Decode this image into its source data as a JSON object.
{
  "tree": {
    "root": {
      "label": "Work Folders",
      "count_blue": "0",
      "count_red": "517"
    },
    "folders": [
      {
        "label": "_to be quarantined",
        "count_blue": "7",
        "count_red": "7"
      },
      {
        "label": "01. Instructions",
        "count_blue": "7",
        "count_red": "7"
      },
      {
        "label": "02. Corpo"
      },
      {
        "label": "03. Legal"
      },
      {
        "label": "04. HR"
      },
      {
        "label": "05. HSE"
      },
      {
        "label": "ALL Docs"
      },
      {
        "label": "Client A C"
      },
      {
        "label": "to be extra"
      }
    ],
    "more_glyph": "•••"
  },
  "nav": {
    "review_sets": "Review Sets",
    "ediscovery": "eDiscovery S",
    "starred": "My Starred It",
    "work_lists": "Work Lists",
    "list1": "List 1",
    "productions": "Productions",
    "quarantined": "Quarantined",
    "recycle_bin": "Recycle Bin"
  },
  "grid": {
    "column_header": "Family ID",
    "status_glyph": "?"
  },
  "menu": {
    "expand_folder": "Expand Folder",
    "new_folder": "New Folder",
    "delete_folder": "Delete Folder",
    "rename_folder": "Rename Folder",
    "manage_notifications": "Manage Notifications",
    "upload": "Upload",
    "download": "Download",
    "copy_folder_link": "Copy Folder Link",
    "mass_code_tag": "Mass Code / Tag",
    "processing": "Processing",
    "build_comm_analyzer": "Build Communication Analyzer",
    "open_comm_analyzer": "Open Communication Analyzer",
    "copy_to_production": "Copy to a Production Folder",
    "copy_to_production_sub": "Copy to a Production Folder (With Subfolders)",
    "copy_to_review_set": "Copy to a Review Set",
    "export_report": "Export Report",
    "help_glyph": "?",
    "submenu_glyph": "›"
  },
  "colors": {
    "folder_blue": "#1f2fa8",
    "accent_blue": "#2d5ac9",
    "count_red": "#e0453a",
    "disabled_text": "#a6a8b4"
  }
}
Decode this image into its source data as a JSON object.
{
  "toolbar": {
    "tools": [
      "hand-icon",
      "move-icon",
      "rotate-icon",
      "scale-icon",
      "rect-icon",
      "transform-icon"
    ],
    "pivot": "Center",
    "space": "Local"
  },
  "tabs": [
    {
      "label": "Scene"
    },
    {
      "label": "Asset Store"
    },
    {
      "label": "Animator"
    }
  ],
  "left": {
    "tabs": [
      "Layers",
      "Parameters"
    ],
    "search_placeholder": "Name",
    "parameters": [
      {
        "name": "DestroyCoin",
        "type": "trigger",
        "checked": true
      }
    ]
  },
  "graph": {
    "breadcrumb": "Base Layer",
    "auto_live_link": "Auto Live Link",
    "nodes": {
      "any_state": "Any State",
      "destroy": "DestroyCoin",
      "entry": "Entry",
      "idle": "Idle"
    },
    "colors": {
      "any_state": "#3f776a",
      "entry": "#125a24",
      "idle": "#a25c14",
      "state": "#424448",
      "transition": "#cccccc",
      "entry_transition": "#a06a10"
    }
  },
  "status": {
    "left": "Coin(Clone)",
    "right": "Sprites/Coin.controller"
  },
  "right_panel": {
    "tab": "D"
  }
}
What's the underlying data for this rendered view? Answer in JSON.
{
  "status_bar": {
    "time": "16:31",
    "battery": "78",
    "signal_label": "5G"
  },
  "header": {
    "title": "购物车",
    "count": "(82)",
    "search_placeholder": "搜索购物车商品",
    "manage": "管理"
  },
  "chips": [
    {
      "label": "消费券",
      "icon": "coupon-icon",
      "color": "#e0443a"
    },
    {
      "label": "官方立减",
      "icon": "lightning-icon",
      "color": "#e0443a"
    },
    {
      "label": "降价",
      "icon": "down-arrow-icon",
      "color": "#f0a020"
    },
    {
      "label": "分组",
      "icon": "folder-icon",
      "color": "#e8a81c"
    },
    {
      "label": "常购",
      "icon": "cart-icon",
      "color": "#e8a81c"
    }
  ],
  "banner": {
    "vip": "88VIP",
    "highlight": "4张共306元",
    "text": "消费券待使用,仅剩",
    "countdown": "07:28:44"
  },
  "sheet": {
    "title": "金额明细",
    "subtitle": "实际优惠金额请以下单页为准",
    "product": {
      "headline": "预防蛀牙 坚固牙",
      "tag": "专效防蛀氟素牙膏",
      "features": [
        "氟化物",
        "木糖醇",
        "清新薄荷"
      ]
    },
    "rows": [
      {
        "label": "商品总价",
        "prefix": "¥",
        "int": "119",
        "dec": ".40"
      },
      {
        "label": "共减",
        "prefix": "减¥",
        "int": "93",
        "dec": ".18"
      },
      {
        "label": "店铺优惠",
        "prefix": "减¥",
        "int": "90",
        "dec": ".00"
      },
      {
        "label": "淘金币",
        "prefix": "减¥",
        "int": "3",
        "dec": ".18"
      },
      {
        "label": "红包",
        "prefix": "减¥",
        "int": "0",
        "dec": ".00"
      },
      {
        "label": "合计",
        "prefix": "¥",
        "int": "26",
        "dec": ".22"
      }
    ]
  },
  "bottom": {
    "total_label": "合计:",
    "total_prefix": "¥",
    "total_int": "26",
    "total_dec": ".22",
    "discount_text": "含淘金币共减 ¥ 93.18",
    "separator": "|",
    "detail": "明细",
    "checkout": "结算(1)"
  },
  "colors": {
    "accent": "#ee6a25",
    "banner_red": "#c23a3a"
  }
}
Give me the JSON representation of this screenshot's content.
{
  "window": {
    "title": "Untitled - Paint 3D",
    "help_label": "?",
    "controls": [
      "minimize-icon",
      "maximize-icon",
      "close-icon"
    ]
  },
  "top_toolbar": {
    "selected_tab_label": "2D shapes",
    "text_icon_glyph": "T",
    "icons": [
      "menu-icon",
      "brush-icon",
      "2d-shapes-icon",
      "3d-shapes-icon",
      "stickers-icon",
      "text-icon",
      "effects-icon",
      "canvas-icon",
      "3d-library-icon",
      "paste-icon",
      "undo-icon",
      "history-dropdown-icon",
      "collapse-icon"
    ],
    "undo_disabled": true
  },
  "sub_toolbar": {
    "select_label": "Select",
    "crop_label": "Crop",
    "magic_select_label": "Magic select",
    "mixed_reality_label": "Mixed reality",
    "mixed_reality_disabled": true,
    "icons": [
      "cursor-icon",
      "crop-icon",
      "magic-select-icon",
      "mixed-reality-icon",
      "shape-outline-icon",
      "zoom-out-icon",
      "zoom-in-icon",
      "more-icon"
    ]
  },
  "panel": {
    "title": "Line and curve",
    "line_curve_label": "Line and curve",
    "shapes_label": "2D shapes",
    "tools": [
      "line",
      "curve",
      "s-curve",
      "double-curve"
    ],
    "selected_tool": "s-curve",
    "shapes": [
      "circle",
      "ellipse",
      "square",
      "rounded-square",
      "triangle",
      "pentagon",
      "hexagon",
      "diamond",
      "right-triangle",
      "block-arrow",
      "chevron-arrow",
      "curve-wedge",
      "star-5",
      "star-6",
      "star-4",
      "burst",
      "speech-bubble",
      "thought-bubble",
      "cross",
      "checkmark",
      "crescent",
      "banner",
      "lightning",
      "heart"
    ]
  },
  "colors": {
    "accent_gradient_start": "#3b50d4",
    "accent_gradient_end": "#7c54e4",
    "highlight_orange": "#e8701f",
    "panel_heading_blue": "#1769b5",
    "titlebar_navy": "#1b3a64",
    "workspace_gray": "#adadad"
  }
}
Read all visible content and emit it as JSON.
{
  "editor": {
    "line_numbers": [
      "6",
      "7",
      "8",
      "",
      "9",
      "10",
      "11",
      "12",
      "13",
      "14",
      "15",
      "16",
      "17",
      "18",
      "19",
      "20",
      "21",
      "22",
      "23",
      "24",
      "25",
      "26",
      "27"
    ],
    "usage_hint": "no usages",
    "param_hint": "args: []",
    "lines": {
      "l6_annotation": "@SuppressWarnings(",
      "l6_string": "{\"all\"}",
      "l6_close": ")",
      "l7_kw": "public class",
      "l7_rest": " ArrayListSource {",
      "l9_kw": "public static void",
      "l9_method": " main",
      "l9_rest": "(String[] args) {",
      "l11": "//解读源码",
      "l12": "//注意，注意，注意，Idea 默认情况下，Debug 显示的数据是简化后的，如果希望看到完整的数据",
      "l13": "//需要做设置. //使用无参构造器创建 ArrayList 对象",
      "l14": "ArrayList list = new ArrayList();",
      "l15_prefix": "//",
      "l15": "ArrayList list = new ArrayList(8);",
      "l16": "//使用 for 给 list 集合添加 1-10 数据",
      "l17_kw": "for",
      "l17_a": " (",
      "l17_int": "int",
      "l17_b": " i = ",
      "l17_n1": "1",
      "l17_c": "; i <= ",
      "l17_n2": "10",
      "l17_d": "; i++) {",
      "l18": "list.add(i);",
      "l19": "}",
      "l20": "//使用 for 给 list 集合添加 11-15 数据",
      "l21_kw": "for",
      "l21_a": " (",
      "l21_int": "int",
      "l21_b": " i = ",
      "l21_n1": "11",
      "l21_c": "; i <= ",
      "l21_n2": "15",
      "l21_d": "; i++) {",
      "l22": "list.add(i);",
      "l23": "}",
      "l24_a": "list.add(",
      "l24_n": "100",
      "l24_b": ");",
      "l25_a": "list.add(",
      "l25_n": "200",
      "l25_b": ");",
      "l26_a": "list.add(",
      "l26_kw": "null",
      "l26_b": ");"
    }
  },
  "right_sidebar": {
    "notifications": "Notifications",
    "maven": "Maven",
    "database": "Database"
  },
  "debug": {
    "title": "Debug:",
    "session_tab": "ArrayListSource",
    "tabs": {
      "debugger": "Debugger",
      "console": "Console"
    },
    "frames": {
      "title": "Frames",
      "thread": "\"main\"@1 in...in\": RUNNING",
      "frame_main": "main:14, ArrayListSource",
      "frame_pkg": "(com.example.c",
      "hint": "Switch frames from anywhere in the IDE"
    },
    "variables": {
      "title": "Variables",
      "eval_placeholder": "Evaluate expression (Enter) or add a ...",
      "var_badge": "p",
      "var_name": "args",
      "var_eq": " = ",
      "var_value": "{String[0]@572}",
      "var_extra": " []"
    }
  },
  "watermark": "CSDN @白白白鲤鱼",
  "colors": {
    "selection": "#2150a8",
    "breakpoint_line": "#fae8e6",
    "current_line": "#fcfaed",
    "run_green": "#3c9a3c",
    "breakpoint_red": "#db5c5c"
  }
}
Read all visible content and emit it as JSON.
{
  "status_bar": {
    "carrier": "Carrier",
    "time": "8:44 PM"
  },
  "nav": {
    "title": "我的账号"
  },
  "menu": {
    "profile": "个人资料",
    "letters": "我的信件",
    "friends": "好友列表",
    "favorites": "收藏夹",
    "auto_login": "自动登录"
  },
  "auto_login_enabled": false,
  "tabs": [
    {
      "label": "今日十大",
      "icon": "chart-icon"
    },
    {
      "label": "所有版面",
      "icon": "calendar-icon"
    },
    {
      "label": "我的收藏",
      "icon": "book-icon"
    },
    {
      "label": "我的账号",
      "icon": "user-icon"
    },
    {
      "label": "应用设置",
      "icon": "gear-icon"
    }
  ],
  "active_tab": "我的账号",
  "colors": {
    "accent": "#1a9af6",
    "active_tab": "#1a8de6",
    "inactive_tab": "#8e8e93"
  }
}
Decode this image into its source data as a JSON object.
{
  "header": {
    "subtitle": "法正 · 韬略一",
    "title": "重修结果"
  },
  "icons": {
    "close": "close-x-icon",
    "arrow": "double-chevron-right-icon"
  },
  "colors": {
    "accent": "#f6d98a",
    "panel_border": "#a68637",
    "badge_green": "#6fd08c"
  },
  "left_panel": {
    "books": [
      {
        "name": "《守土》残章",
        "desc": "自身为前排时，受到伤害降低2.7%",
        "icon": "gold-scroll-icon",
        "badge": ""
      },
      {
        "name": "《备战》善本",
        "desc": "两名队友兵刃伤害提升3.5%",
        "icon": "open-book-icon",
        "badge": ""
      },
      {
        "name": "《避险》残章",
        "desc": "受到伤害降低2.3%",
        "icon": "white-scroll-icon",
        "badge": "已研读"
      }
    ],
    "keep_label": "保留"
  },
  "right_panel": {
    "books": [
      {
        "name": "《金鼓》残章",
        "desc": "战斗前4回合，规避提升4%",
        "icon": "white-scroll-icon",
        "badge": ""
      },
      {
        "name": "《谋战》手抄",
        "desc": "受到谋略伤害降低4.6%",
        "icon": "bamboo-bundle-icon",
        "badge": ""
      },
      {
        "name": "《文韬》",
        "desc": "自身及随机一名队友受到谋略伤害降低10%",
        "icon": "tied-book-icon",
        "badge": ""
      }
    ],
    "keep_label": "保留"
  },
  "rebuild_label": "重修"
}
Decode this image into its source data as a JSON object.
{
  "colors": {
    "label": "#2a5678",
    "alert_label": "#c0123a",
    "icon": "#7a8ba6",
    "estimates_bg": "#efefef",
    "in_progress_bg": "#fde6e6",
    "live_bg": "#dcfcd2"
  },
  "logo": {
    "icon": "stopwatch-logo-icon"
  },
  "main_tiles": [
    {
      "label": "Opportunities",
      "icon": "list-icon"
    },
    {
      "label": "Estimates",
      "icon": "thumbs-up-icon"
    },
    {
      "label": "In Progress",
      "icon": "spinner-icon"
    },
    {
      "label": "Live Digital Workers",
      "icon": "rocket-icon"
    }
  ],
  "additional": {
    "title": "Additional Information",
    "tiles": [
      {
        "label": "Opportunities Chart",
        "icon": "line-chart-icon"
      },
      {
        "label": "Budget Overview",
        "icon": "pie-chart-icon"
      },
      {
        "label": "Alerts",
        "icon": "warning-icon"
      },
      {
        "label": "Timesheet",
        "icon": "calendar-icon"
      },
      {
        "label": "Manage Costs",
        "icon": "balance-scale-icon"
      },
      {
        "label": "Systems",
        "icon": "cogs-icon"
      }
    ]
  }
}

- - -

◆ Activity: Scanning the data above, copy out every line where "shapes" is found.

◆ Result:
    "selected_tab_label": "2D shapes",
      "2d-shapes-icon",
      "3d-shapes-icon",
    "shapes_label": "2D shapes",
    "shapes": [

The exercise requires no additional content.